**Given records:**
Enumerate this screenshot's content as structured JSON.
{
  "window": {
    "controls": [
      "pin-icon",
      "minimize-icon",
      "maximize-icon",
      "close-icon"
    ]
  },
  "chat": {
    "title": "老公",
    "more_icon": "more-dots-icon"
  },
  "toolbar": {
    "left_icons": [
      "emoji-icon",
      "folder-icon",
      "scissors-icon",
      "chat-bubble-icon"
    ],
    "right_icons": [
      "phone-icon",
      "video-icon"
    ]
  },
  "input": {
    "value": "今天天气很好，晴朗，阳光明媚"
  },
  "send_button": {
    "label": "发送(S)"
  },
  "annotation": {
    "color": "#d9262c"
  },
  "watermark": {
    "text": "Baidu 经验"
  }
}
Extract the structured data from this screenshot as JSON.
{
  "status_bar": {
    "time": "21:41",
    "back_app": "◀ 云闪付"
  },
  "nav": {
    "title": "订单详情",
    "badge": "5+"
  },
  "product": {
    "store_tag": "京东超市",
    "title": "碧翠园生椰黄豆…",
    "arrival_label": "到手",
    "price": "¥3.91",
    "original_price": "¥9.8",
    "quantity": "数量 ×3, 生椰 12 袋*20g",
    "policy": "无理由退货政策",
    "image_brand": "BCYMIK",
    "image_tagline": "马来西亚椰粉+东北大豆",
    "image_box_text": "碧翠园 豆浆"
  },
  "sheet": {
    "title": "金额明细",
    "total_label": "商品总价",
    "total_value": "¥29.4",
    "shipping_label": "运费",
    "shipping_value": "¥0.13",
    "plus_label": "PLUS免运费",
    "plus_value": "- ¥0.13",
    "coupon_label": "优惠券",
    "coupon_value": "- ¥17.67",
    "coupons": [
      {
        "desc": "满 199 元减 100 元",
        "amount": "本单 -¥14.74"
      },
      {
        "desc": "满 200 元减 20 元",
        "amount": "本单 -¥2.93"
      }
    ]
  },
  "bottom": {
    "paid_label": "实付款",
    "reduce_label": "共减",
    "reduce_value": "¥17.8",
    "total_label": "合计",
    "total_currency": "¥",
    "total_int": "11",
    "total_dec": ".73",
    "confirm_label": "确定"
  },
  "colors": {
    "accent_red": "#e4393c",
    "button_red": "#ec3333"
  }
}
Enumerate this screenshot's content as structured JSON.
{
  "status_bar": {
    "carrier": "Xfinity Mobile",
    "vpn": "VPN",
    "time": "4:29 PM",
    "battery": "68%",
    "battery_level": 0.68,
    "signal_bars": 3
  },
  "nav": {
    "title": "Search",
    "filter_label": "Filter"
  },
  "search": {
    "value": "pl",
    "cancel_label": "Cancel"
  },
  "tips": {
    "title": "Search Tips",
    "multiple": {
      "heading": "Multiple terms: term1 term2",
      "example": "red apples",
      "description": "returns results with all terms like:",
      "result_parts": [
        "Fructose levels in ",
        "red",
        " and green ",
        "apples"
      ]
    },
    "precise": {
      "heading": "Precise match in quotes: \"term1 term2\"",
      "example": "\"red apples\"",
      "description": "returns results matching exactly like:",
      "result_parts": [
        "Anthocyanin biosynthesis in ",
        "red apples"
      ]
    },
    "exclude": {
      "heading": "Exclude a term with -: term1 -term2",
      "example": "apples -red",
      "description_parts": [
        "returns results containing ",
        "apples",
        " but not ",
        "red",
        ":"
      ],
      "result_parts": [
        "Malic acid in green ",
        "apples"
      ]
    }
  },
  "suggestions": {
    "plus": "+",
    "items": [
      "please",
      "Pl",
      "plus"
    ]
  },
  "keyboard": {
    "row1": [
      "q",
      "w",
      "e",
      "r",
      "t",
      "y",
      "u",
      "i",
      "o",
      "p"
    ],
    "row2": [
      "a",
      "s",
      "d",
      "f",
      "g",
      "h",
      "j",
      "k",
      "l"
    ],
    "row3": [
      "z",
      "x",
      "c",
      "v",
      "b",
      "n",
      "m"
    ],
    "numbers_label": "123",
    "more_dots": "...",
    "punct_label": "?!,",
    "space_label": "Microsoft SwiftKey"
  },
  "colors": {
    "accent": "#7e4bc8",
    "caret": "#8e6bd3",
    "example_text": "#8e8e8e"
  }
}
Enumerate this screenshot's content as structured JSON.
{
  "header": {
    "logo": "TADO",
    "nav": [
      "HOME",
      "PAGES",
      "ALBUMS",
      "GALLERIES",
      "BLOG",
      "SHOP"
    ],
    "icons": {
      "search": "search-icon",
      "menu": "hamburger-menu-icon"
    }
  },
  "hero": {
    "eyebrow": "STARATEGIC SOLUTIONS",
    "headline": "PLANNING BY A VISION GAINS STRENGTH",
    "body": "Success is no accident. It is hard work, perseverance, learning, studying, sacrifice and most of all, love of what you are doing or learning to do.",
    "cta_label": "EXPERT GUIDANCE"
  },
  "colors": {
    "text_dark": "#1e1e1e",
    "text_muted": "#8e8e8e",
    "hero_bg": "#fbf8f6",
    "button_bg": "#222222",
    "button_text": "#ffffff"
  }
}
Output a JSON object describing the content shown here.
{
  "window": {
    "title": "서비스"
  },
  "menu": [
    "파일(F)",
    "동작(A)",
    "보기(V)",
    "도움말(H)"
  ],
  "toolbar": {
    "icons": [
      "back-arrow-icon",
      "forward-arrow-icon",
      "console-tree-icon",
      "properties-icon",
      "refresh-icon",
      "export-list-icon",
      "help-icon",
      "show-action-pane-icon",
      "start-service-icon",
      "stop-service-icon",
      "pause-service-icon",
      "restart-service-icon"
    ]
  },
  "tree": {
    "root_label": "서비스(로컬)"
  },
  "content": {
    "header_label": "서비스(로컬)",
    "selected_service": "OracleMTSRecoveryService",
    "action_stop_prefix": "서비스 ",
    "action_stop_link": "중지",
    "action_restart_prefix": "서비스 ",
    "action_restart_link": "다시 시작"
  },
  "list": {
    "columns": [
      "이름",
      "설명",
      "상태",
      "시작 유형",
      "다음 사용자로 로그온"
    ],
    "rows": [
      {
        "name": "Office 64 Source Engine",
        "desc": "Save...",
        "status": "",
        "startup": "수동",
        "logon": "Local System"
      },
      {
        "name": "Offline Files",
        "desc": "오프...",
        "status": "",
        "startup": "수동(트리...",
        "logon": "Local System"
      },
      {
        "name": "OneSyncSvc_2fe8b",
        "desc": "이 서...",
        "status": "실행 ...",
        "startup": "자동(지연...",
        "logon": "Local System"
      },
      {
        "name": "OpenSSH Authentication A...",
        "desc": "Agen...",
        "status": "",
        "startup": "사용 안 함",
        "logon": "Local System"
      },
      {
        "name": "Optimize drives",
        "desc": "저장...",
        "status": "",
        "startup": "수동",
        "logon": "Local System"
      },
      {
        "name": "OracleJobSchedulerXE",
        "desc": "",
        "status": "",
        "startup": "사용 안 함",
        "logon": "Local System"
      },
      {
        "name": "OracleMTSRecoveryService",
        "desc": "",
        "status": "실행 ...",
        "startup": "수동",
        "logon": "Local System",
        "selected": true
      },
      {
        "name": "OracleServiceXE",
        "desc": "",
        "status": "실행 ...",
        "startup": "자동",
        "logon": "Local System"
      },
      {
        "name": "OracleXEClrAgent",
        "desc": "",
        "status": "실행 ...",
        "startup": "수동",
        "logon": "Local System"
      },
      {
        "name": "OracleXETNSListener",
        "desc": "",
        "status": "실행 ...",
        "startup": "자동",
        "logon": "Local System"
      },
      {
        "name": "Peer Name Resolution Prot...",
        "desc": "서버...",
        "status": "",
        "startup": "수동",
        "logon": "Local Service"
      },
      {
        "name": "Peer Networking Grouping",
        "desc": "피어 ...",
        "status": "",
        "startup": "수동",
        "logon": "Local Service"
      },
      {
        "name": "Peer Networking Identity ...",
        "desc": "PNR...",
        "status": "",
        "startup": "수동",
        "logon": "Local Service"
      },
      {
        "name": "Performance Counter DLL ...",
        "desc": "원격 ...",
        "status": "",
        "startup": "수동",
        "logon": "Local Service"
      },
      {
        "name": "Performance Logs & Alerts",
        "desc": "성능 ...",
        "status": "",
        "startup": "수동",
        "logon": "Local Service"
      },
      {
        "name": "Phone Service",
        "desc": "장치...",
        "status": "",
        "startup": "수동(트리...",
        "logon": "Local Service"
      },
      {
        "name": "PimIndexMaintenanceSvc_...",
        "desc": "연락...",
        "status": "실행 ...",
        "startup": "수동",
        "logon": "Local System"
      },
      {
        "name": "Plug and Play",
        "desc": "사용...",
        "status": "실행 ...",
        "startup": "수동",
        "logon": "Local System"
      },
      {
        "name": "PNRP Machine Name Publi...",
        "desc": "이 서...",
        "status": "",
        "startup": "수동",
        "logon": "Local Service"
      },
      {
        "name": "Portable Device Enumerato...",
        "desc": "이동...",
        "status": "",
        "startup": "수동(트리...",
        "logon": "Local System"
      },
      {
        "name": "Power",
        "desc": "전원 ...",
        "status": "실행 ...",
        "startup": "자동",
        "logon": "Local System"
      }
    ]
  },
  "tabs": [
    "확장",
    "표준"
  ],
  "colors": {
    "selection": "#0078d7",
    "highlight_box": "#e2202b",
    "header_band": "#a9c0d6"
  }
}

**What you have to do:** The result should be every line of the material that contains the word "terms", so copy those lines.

**Result for this exercise:**
      "heading": "Multiple terms: term1 term2",
      "description": "returns results with all terms like:",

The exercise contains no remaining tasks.